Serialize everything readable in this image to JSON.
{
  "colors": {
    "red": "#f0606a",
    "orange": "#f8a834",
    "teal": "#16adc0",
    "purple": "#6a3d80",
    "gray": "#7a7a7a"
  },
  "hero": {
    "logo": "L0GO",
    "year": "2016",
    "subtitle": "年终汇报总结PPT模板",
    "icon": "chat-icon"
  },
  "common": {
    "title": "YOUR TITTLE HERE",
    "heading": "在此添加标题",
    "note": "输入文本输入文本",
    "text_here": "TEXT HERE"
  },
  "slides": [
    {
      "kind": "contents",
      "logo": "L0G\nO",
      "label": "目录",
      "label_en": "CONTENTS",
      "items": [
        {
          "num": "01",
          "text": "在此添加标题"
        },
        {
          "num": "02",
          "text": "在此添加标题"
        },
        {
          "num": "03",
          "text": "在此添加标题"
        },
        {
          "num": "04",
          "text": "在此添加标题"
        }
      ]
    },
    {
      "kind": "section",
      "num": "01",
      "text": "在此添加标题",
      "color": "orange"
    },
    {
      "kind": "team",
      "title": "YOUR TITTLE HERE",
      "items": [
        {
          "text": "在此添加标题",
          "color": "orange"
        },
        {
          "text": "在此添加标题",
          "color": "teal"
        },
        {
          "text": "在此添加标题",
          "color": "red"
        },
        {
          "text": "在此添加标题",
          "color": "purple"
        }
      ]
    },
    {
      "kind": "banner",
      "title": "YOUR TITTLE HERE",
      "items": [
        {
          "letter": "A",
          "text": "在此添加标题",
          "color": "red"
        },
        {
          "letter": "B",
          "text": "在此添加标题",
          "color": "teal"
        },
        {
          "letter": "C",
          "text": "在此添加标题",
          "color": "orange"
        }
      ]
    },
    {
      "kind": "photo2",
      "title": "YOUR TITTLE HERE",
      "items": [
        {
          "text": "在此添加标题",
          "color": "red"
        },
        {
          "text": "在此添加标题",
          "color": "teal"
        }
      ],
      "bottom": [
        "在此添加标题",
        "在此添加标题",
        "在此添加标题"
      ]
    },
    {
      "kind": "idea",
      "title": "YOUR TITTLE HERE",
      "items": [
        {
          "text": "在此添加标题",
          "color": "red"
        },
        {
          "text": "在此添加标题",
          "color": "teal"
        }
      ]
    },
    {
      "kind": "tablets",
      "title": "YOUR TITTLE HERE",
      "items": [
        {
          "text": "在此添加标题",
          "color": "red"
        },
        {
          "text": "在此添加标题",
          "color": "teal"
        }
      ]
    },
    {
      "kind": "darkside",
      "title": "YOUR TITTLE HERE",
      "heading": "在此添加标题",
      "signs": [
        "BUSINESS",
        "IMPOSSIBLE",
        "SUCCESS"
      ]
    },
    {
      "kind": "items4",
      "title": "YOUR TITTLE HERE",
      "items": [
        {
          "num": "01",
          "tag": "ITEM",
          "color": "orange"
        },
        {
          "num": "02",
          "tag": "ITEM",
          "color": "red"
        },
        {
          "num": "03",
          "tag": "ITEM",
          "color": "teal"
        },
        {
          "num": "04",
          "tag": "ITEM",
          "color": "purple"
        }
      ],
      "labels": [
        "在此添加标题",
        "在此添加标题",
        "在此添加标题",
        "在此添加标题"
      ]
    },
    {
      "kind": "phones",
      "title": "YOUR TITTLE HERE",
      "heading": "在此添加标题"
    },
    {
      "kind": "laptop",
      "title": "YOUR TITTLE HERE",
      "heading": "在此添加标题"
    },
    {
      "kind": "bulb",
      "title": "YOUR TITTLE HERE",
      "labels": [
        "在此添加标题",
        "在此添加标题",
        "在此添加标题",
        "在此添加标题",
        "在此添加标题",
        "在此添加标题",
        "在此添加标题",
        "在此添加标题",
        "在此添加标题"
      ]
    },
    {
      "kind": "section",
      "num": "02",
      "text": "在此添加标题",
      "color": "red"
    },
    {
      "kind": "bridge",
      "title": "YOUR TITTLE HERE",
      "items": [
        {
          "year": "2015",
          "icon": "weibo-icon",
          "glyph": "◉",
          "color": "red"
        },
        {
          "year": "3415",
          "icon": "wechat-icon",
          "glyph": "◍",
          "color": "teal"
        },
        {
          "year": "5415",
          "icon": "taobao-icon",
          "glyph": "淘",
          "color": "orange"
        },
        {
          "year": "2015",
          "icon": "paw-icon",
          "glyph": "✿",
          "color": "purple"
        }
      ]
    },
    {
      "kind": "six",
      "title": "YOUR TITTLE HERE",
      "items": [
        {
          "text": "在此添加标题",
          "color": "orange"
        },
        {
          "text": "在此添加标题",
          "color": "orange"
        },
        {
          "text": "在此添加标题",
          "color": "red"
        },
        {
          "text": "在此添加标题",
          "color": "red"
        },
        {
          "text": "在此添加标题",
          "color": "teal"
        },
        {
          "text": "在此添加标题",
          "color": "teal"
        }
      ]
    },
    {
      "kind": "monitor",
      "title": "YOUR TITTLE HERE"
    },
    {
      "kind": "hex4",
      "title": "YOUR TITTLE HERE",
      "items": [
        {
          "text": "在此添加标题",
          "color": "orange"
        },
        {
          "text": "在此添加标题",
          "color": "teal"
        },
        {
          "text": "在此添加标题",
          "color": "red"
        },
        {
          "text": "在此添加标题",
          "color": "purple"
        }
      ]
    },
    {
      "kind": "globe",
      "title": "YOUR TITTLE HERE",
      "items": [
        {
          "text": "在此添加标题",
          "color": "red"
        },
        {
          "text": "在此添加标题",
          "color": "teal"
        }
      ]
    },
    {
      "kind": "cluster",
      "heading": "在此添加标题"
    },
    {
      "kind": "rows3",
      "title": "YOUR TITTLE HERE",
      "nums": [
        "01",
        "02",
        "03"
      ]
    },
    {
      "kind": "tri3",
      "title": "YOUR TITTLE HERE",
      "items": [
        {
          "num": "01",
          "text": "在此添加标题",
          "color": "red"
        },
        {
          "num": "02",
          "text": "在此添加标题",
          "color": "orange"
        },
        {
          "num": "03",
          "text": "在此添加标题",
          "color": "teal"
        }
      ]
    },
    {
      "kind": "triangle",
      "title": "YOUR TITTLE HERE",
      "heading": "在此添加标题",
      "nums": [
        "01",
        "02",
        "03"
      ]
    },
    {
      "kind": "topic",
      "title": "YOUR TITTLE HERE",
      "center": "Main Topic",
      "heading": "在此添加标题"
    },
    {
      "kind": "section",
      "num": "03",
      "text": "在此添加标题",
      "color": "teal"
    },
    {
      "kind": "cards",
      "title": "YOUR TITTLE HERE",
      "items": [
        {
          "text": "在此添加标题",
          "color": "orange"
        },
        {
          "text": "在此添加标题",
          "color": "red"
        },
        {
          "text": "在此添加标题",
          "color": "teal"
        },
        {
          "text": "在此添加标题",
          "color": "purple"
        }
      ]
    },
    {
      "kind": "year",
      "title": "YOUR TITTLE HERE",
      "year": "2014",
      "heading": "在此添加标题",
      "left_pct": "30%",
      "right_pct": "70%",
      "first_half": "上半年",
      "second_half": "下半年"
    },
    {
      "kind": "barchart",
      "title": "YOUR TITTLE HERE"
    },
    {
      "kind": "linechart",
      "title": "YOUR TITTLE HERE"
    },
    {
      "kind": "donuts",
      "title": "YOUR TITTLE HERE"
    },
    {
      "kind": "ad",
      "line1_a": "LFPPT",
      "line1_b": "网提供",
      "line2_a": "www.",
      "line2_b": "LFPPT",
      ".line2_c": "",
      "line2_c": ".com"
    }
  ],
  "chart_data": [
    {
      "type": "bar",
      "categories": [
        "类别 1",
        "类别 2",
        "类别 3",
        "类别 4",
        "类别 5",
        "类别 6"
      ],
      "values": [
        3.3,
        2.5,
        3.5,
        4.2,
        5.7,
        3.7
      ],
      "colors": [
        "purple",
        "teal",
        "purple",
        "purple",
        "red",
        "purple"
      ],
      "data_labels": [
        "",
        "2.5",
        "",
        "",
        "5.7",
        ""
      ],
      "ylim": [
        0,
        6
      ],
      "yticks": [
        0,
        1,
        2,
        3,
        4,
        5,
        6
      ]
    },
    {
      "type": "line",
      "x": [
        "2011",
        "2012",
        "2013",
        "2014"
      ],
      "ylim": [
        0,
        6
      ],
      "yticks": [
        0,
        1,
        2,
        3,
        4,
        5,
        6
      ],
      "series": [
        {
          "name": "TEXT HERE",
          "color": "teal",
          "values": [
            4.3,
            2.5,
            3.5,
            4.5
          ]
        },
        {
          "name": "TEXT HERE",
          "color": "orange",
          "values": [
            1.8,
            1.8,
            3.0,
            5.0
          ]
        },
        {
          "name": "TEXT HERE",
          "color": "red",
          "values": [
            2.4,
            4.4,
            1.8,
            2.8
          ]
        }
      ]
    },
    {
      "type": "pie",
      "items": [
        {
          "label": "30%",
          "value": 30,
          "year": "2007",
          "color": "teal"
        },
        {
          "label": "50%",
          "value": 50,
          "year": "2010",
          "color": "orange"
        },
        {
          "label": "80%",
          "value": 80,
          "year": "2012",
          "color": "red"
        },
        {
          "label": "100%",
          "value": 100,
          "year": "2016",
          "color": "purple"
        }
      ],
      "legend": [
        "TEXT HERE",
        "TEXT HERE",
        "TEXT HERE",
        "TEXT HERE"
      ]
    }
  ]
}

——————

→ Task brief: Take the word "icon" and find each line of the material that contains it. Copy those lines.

→ Reply to the task:
    "icon": "chat-icon"
          "icon": "weibo-icon",
          "icon": "wechat-icon",
          "icon": "taobao-icon",
          "icon": "paw-icon",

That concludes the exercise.